Bank of Ireland have already stopped sending out monthly bank statements on paper, instead encouraging customers to use online banking. With so much talk in the media about tablets like the iPad for reading and online connectivity, how long will it takes schools in Ireland to ditch paper? Science-fiction films and television programs have always portrayed the future as somewhere where we will have truly embraced technology.
From Spacely’s Space Sprockets to Planet Express, and from flying cars to robot dogs, the future is always technology-driven. The same is true of schools in these films. The “talk and chalk” approach has been replaced by a more interactive learning experience. The thing is, that’s not just science-fiction, advances in technology in schools, particularly now through the use of e-books are making learning much, much more interesting. Across the Atlantic, Microsoft teamed up with the School District of Philadelphia to form the “School of the Future”. It cost $63 million, and was imagined as the world’s first paperless (and therefore textbook-less) school.
Many of the students they took in were from under-privileged backgrounds, and flourished in an environment where pencils and red pen are a thing of the past.

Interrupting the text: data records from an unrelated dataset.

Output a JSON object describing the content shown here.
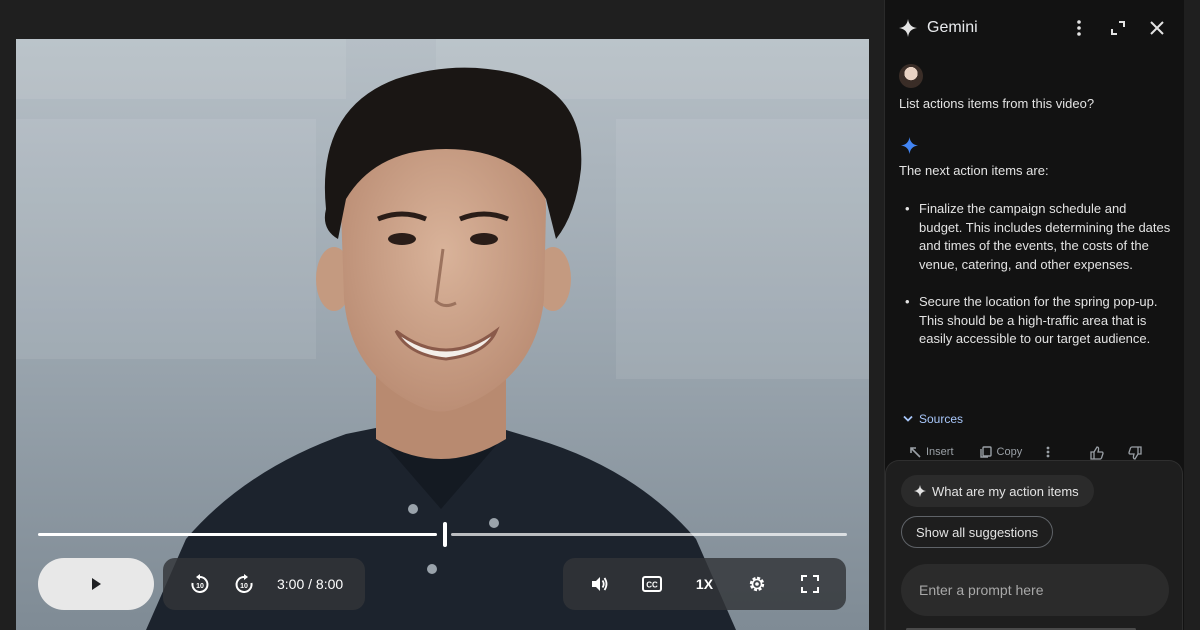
{
  "video": {
    "time_display": "3:00 / 8:00",
    "progress_fraction": 0.5,
    "speed_label": "1X",
    "rewind_label": "10",
    "forward_label": "10"
  },
  "gemini": {
    "title": "Gemini",
    "user_message": "List actions items from this video?",
    "response_intro": "The next action items are:",
    "bullets": [
      "Finalize the campaign schedule and budget. This includes determining the dates and times of the events, the costs of the venue, catering, and other expenses.",
      "Secure the location for the spring pop-up. This should be a high-traffic area that is easily accessible to our target audience."
    ],
    "sources_label": "Sources",
    "actions": {
      "insert_label": "Insert",
      "copy_label": "Copy"
    },
    "suggestion_chip": "What are my action items",
    "show_all_label": "Show all suggestions",
    "prompt_placeholder": "Enter a prompt here"
  },
  "colors": {
    "background": "#1f1f1f",
    "panel": "#121212",
    "accent_blue": "#4285f4",
    "link": "#a8c7fa"
  }
}
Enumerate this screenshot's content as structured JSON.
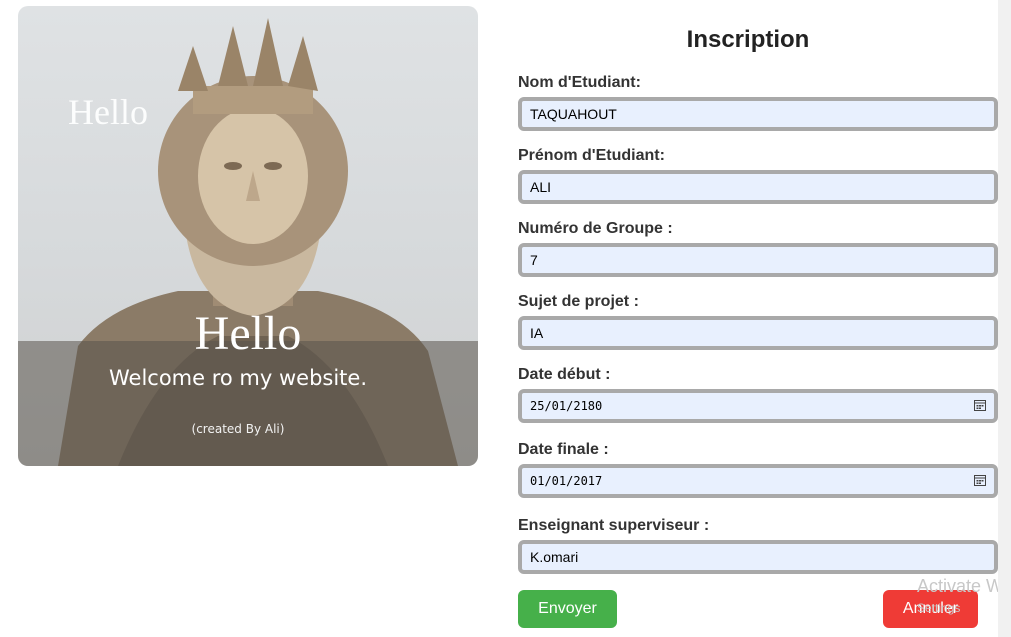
{
  "hero": {
    "hello_top": "Hello",
    "hello_main": "Hello",
    "welcome": "Welcome ro my website.",
    "created": "(created By Ali)"
  },
  "form": {
    "title": "Inscription",
    "fields": [
      {
        "label": "Nom d'Etudiant:",
        "value": "TAQUAHOUT"
      },
      {
        "label": "Prénom d'Etudiant:",
        "value": "ALI"
      },
      {
        "label": "Numéro de Groupe :",
        "value": "7"
      },
      {
        "label": "Sujet de projet :",
        "value": "IA"
      },
      {
        "label": "Date début :",
        "value": "25/01/2180"
      },
      {
        "label": "Date finale :",
        "value": "01/01/2017"
      },
      {
        "label": "Enseignant superviseur :",
        "value": "K.omari"
      }
    ],
    "submit_label": "Envoyer",
    "cancel_label": "Annuler"
  },
  "watermark": {
    "title": "Activate W",
    "subtitle": "Settings"
  },
  "colors": {
    "submit": "#46b04a",
    "cancel": "#ef3b36",
    "input_bg": "#e8f0fe",
    "input_border": "#a9a9a9"
  },
  "icons": [
    "calendar-icon"
  ]
}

With its first batch of students graduating last year and all going on to college, it has become an example to follow for many schools.
Minimising costs and maxmising resources is easy to say but always difficult to achieve. At Software Asset Management Ireland, we’ve been helping schools, colleges and other academic institutions across Ireland save money for many years. From Philadelphia To Co. Meath it’s not just happening in America either, Irish schools and classrooms are now using technology to improve education standards.
Just last week, St Fintina’s Post Primary School in Longwood, Co Meath received laptops with e-books installed for all of its first year students. Computer giant Intel is one of the backers of this project, using their Fizzbook Spin Laptops to make learning much more enjoyable for these Meath teenagers. Classroom experiences like these are only going to become more widespread in the next few years, as teachers and curricula adapt to advances in technologies.
With Microsoft and Intel leading the way, it seems the perceived coolness of Apple has fallen behind and needs to catch up. But can we expect the Department of Education to bankroll these much-needed technological developments any time soon? There needs to be a strategy in place for investment, money needs to be spent wisely. There are hundreds of schools around the country who bought cheap computers to quickly fill a hole, but now see these impulse investments lying idle in the corners of classrooms.
The money that is invested by the new Irish government on information technology in schools needs to be spent on things that will last, computers and laptops and e-book readers that will not just do for now, but will continue to help educate Ireland’s students in ten years’ time.
Talk to Software Asset Management Ireland today and discover how Edvance can help teachers and students get the most out of Primary School resources.
Phone us now on 01 8973100.